**Exercise details**: Would you show every line from the records that holds "Survey"?

**Supplied records**:
☆ ☆ ☆

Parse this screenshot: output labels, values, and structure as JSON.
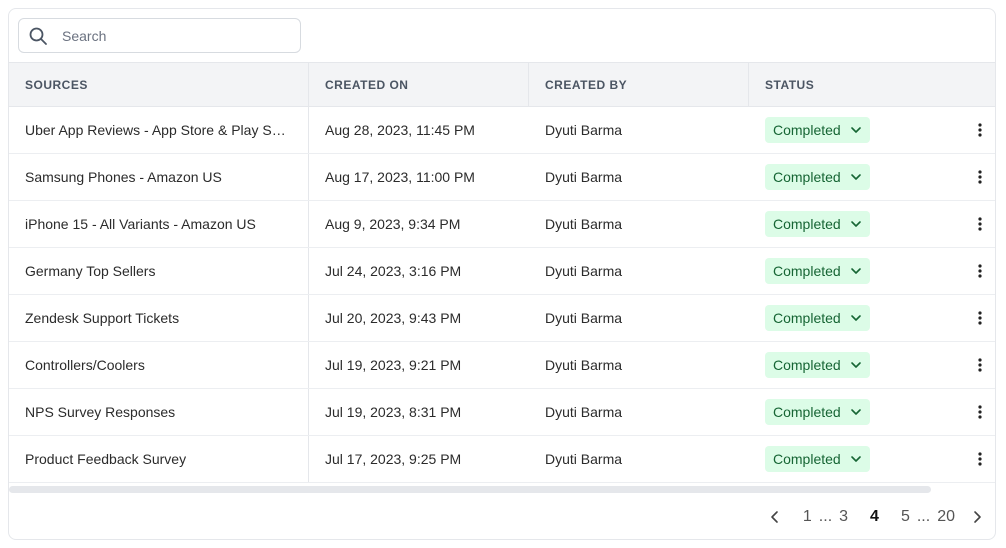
{
  "search": {
    "placeholder": "Search"
  },
  "columns": [
    "SOURCES",
    "CREATED ON",
    "CREATED BY",
    "STATUS"
  ],
  "rows": [
    {
      "source": "Uber App Reviews - App Store & Play Store",
      "created_on": "Aug 28, 2023, 11:45 PM",
      "created_by": "Dyuti Barma",
      "status": "Completed"
    },
    {
      "source": "Samsung Phones - Amazon US",
      "created_on": "Aug 17, 2023, 11:00 PM",
      "created_by": "Dyuti Barma",
      "status": "Completed"
    },
    {
      "source": "iPhone 15 - All Variants - Amazon US",
      "created_on": "Aug 9, 2023, 9:34 PM",
      "created_by": "Dyuti Barma",
      "status": "Completed"
    },
    {
      "source": "Germany Top Sellers",
      "created_on": "Jul 24, 2023, 3:16 PM",
      "created_by": "Dyuti Barma",
      "status": "Completed"
    },
    {
      "source": "Zendesk Support Tickets",
      "created_on": "Jul 20, 2023, 9:43 PM",
      "created_by": "Dyuti Barma",
      "status": "Completed"
    },
    {
      "source": "Controllers/Coolers",
      "created_on": "Jul 19, 2023, 9:21 PM",
      "created_by": "Dyuti Barma",
      "status": "Completed"
    },
    {
      "source": "NPS Survey Responses",
      "created_on": "Jul 19, 2023, 8:31 PM",
      "created_by": "Dyuti Barma",
      "status": "Completed"
    },
    {
      "source": "Product Feedback Survey",
      "created_on": "Jul 17, 2023, 9:25 PM",
      "created_by": "Dyuti Barma",
      "status": "Completed"
    }
  ],
  "pagination": {
    "pages": [
      "1",
      "...",
      "3",
      "4",
      "5",
      "...",
      "20"
    ],
    "current": "4"
  },
  "colors": {
    "status_bg": "#dcfce7",
    "status_text": "#166534",
    "header_bg": "#f3f4f6"
  },
  "icons": {
    "search": "search-icon",
    "status_dropdown": "chevron-down-icon",
    "row_menu": "more-vertical-icon",
    "prev": "chevron-left-icon",
    "next": "chevron-right-icon"
  }
}
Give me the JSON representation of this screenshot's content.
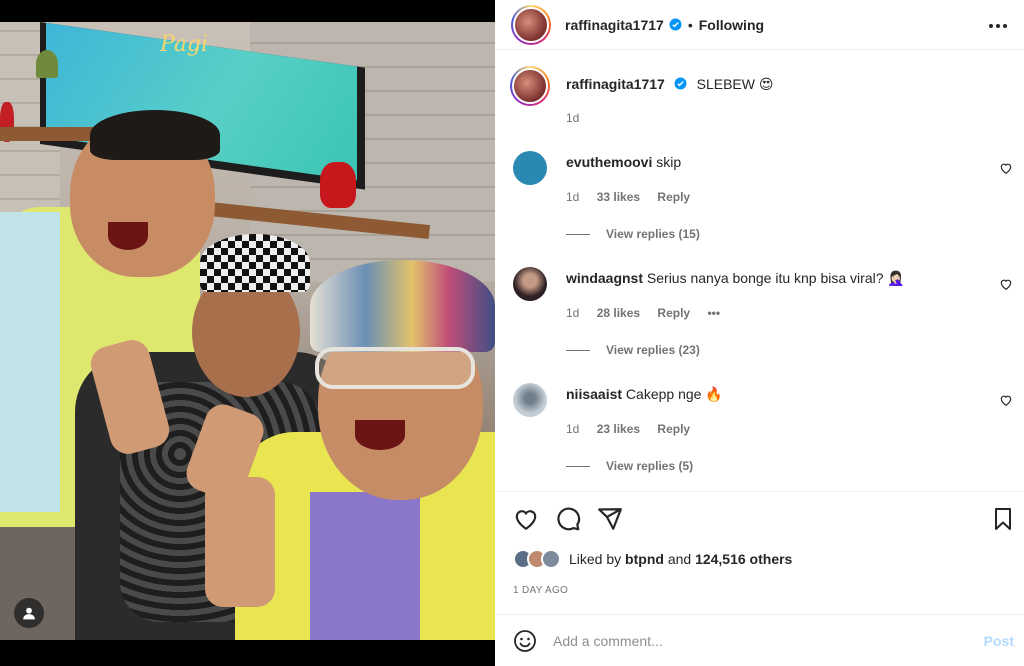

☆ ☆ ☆

**Answer to the exercise**:
      "source": "NPS Survey Responses",
      "source": "Product Feedback Survey",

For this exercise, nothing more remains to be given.